It was a news story that resonated with a populace subjected to sticker shock at the gasoline pump for too long now. Gas station owners and managers in central Maine and Down East were lamenting the increasing number of “drive-offs” – those sorry deadbeats who fill up their gas tanks and then head for the open road in lieu of paying their tab.
“In the last six months, we’ve had a real problem,” Newport Police Chief Leonard Macdaid told Bangor Daily News reporter Sharon Kiley-Mack. “We used to get one [drive-off complaint] a week, and now we’re getting five or six a week.”
Newport’s Mobil on the Run – considering the circumstances, an aptly named establishment if ever I’ve heard of one – reported two drive-offs last weekend. The station is near Interstate 95 with its ideal clean getaway potential for brazen gasoline thieves. A representative of the A.E. Robinson Mobil Mart at Pittsfield said her store gets stiffed several times a week by drive-offs, mostly at night, and usually for $40 to $50 each.
The problem is not confined to the Pittsfield-Newport corridor. With gasoline prices so high, drive-offs occur in all areas of the state. Nationwide, gasoline theft was a $134 million problem for retailers last year. The figures for this year’s haul will easily top that, according to those who profess to keep track of such things.
What to do? Many gas stations have switched to a pre-pay system, at least during hours when thefts are more likely to occur. No pre-pay, no gasoline. But this can turn off your average bear who has little patience for standing in a long line at a convenience store counter where time stands still as Bubba at the head of the pack cashes in 40 bucks worth of scratch-off lottery tickets.
When a potential customer can simply move on to another gas station that doesn’t require him to pay up front, with all its attendant aggravation, he often will. Trust me. Been there, done that.
Reportedly, a fuel nozzle that locks in place in a vehicle’s filler pipe until the customer has paid is about to be marketed. At first blush, this may seem like an idea whose time has arrived. But who is to say that when gas prices inevitably head upward again thieves won’t merely drive off with the hose still attached to their vehicle? It wouldn’t be the first time that’s happened. Granted, the maneuver is usually performed by some old coot with his turn signal lights still blinking away and his mind on something other than the ridiculous cost of gasoline. But, still …

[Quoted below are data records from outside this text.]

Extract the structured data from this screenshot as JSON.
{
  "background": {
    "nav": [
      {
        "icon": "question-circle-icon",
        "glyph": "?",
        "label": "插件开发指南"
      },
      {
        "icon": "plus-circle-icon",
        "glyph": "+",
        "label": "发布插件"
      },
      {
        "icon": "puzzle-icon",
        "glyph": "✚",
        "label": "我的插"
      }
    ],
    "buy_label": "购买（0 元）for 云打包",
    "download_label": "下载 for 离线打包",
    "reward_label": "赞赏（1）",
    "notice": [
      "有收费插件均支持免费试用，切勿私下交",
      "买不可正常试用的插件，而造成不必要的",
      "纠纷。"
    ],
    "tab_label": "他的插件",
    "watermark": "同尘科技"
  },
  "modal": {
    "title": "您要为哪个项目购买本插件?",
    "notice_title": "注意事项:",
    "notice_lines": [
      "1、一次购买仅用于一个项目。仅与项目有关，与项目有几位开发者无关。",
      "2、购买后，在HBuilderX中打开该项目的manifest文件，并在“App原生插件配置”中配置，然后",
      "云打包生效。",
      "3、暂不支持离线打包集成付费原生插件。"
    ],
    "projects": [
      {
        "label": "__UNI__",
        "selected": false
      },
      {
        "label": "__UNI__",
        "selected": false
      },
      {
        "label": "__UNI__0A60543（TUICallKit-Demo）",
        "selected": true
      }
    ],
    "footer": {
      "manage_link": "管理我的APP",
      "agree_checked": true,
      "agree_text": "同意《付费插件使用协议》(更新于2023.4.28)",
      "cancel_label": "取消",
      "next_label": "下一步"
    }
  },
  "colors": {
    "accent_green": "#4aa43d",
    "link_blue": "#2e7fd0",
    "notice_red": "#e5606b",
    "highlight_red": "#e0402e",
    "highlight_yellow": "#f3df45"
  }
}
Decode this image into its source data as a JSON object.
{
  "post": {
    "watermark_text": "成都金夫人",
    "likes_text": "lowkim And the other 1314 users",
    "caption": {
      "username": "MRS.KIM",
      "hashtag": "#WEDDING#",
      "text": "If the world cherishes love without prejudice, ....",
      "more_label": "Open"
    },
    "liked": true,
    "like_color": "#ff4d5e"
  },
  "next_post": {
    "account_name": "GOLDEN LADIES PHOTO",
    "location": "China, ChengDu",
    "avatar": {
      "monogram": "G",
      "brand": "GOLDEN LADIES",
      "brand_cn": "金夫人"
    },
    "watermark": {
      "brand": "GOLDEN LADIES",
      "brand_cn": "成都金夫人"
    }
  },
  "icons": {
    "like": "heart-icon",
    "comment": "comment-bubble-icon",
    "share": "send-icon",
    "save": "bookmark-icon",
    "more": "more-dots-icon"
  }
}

Some readers have suggested that the drive-off problem would disappear if service stations were to revive the practice of having an attendant pump gasoline for customers and take their money, making change on the spot. Clean transaction, no hassle and another satisfied customer is soon on his way.
Many owners claim they can’t afford to pay an attendant, but this back-to-basics approach seems to work just swell where it is still employed – Greenville, Caribou and Milo being three places that come immediately to mind. At one gas station, the man will also clean bug juice from your windshield while he explains just why it is that this country is going to hell in a handbasket. (Hint: It has to do with the impressive level of nincompoopery in high places.) Service with a smile and a civics lesson. Can’t beat that.
One station manager interviewed for the newspaper story charitably said that sometimes, because customers have made other purchases at the gas station-cum-convenience store and restaurant complex and banking facility, they simply forget that they owe for gas, as well.
Solution: All the clerk behind the counter has to do is ask, although perhaps a bit more elegantly than one I knew in my previous incarnation down river a ways when that tiresome “Got milk?” moustache ad was everywhere you turned. “Got gas?” he would ask, playing straight man to the client as the sale was being rung up.
Only the smart alecks were unable to resist the predictable comeback: “No. I always have this pained look on my face.”
BDN columnist Kent Ward lives in Limestone. Readers may reach him by e-mail at firstname.lastname@example.org.